31 October 2014

I love thy Church, O God


There is a hymn text by the grandson of Jonathan Edwards that is still sung in many churches in North America. 
Rev. Dr. Timothy Dwight

This text by the Rev. Dr. Timothy Dwight IV (1752-1817) is the earliest hymn written by an U.S. American still in regular use.  Dwight reworked Psalm 137 and turned it into a hymn of love for the Lord Jesus Christ's Church.

The full text is never printed in today's hymnals, and it is the full text that most interests me. The theologically interesting note in the text is the identification of the Kingdom of the Lord with the Church on Earth.  The hymn text draws together the individual's Christian action together within the mission and work of the Church as the manifestation and revelation of the Kingdom on Earth.  This is a text a catholic Christian could pray with heart and soul.

The following version is a conglomerate text from several different printings. I suspect that the first edition of this text may be slightly different, but I do not have a copy in hand:

I love thy Kingdom, Lord,
The house of thine abode,
The Church our blest Redeemer saved
With His own precious blood.

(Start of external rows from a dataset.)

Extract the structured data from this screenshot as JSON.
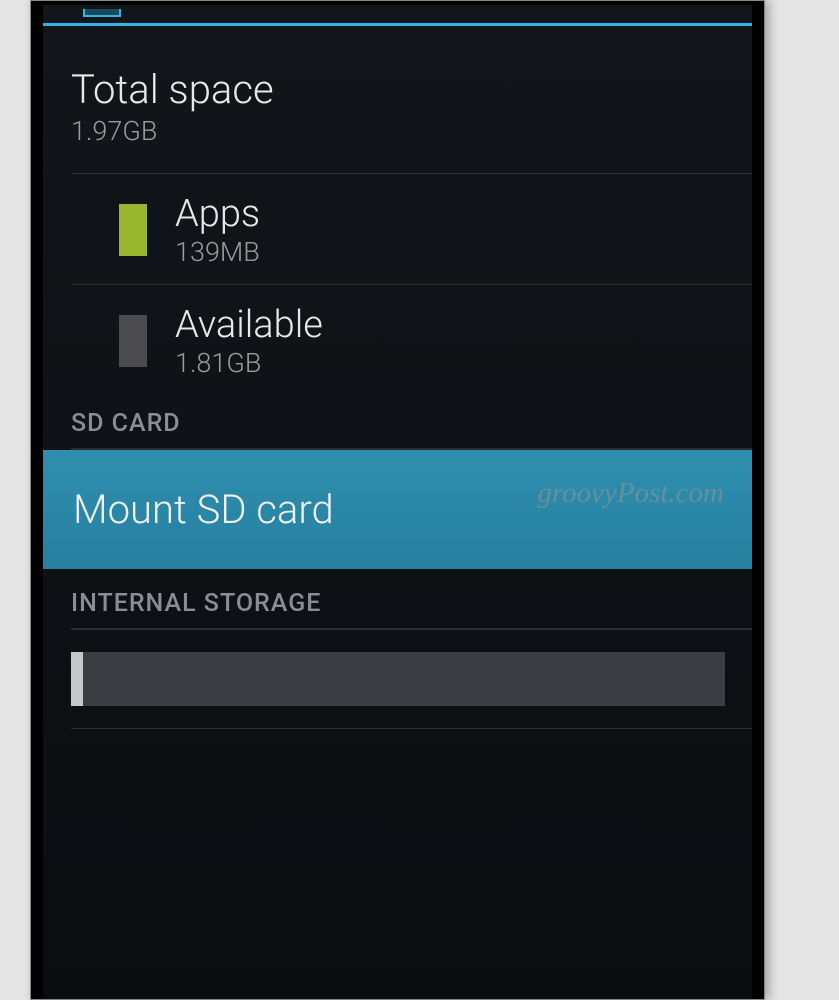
{
  "storage": {
    "total": {
      "label": "Total space",
      "value": "1.97GB"
    },
    "items": [
      {
        "label": "Apps",
        "value": "139MB",
        "swatch": "apps"
      },
      {
        "label": "Available",
        "value": "1.81GB",
        "swatch": "available"
      }
    ]
  },
  "sections": {
    "sdcard": "SD CARD",
    "internal": "INTERNAL STORAGE"
  },
  "actions": {
    "mount": "Mount SD card"
  },
  "watermark": "groovyPost.com"
}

I love thy Church, O God.
Her walls before thee stand,
Dear as the apple of thine eye,
And graven on thy hand.

If e’er to bless thy sons
My voice or hands deny,
These hands let useful skills forsake,
This voice in silence die.

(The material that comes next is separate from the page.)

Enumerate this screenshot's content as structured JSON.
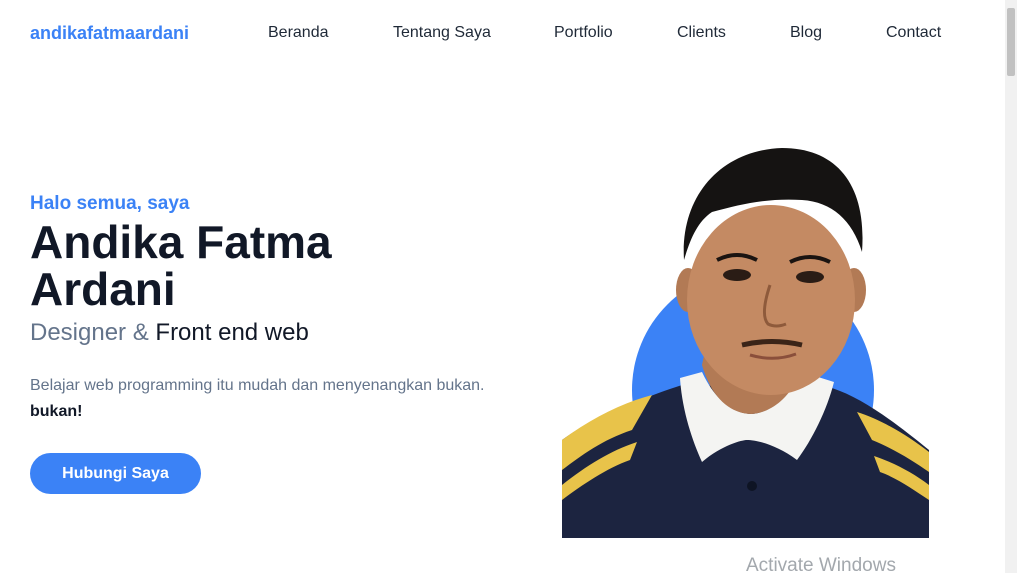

Should I with scoffers join
Her altars to abuse?
No! Better far my tongue were dumb,
My hand its skill should lose.

For her my tears shall fall
For her my prayers ascend,
To her my cares and toils be given
Till toils and cares shall end.

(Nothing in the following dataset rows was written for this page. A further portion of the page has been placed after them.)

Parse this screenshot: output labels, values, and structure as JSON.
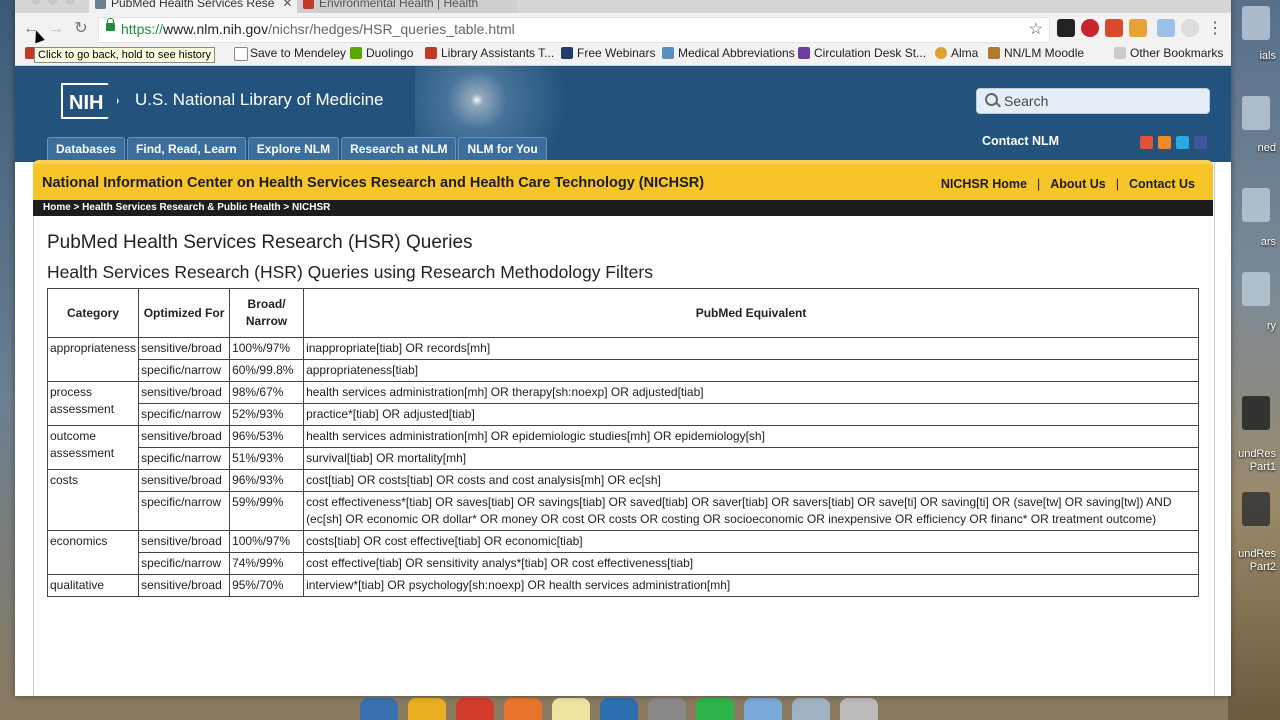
{
  "browser": {
    "tabs": [
      {
        "title": "PubMed Health Services Rese",
        "active": true
      },
      {
        "title": "Environmental Health | Health",
        "active": false
      }
    ],
    "url_scheme": "https://",
    "url_host": "www.nlm.nih.gov",
    "url_path": "/nichsr/hedges/HSR_queries_table.html",
    "back_tooltip": "Click to go back, hold to see history",
    "bookmarks": [
      {
        "label": "ail",
        "color": "#c0392b"
      },
      {
        "label": "Save to Mendeley",
        "color": "#888888"
      },
      {
        "label": "Duolingo",
        "color": "#58a700"
      },
      {
        "label": "Library Assistants T...",
        "color": "#c0392b"
      },
      {
        "label": "Free Webinars",
        "color": "#1e3c6e"
      },
      {
        "label": "Medical Abbreviations",
        "color": "#5a8fbf"
      },
      {
        "label": "Circulation Desk St...",
        "color": "#6a3fa0"
      },
      {
        "label": "Alma",
        "color": "#e0a030"
      },
      {
        "label": "NN/LM Moodle",
        "color": "#b07a30"
      },
      {
        "label": "Other Bookmarks",
        "color": "#999999"
      }
    ]
  },
  "nlm": {
    "logo": "NIH",
    "title": "U.S. National Library of Medicine",
    "search_placeholder": "Search",
    "nav": [
      "Databases",
      "Find, Read, Learn",
      "Explore NLM",
      "Research at NLM",
      "NLM for You"
    ],
    "contact": "Contact NLM"
  },
  "nichsr": {
    "title": "National Information Center on Health Services Research and Health Care Technology (NICHSR)",
    "links": [
      "NICHSR Home",
      "About Us",
      "Contact Us"
    ],
    "separator": "|",
    "breadcrumb": "Home > Health Services Research & Public Health > NICHSR"
  },
  "page": {
    "heading": "PubMed Health Services Research (HSR) Queries",
    "subheading": "Health Services Research (HSR) Queries using Research Methodology Filters"
  },
  "table": {
    "headers": [
      "Category",
      "Optimized For",
      "Broad/ Narrow",
      "PubMed Equivalent"
    ],
    "groups": [
      {
        "category": "appropriateness",
        "rows": [
          {
            "opt": "sensitive/broad",
            "bn": "100%/97%",
            "query": "inappropriate[tiab] OR records[mh]"
          },
          {
            "opt": "specific/narrow",
            "bn": "60%/99.8%",
            "query": "appropriateness[tiab]"
          }
        ]
      },
      {
        "category": "process assessment",
        "rows": [
          {
            "opt": "sensitive/broad",
            "bn": "98%/67%",
            "query": "health services administration[mh] OR therapy[sh:noexp] OR adjusted[tiab]"
          },
          {
            "opt": "specific/narrow",
            "bn": "52%/93%",
            "query": "practice*[tiab] OR adjusted[tiab]"
          }
        ]
      },
      {
        "category": "outcome assessment",
        "rows": [
          {
            "opt": "sensitive/broad",
            "bn": "96%/53%",
            "query": "health services administration[mh] OR epidemiologic studies[mh] OR epidemiology[sh]"
          },
          {
            "opt": "specific/narrow",
            "bn": "51%/93%",
            "query": "survival[tiab] OR mortality[mh]"
          }
        ]
      },
      {
        "category": "costs",
        "rows": [
          {
            "opt": "sensitive/broad",
            "bn": "96%/93%",
            "query": "cost[tiab] OR costs[tiab] OR costs and cost analysis[mh] OR ec[sh]"
          },
          {
            "opt": "specific/narrow",
            "bn": "59%/99%",
            "query": "cost effectiveness*[tiab] OR saves[tiab] OR savings[tiab] OR saved[tiab] OR saver[tiab] OR savers[tiab] OR save[ti] OR saving[ti] OR (save[tw] OR saving[tw]) AND (ec[sh] OR economic OR dollar* OR money OR cost OR costs OR costing OR socioeconomic OR inexpensive OR efficiency OR financ* OR treatment outcome)"
          }
        ]
      },
      {
        "category": "economics",
        "rows": [
          {
            "opt": "sensitive/broad",
            "bn": "100%/97%",
            "query": "costs[tiab] OR cost effective[tiab] OR economic[tiab]"
          },
          {
            "opt": "specific/narrow",
            "bn": "74%/99%",
            "query": "cost effective[tiab] OR sensitivity analys*[tiab] OR cost effectiveness[tiab]"
          }
        ]
      },
      {
        "category": "qualitative",
        "rows": [
          {
            "opt": "sensitive/broad",
            "bn": "95%/70%",
            "query": "interview*[tiab] OR psychology[sh:noexp] OR health services administration[mh]"
          }
        ]
      }
    ]
  },
  "desktop": {
    "labels": [
      "ials",
      "ned",
      "ars",
      "ry",
      "undRes Part1",
      "undRes Part2"
    ]
  }
}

Beyond my highest joy
I prize her heavenly ways,
Her sweet communion, solemn vows,
Her hymns of love and praise.

Jesus, Thou Friend divine,
Our Saviour and our King,
Thy hand from every snare and foe
Shall great deliverance bring.

Sure as thy truth shall last,
To Sion shall be given
The brightest glories earth can yield
And brighter bliss of Heaven.

Tim­o­thy Dwight IV
Psalms of Da­vid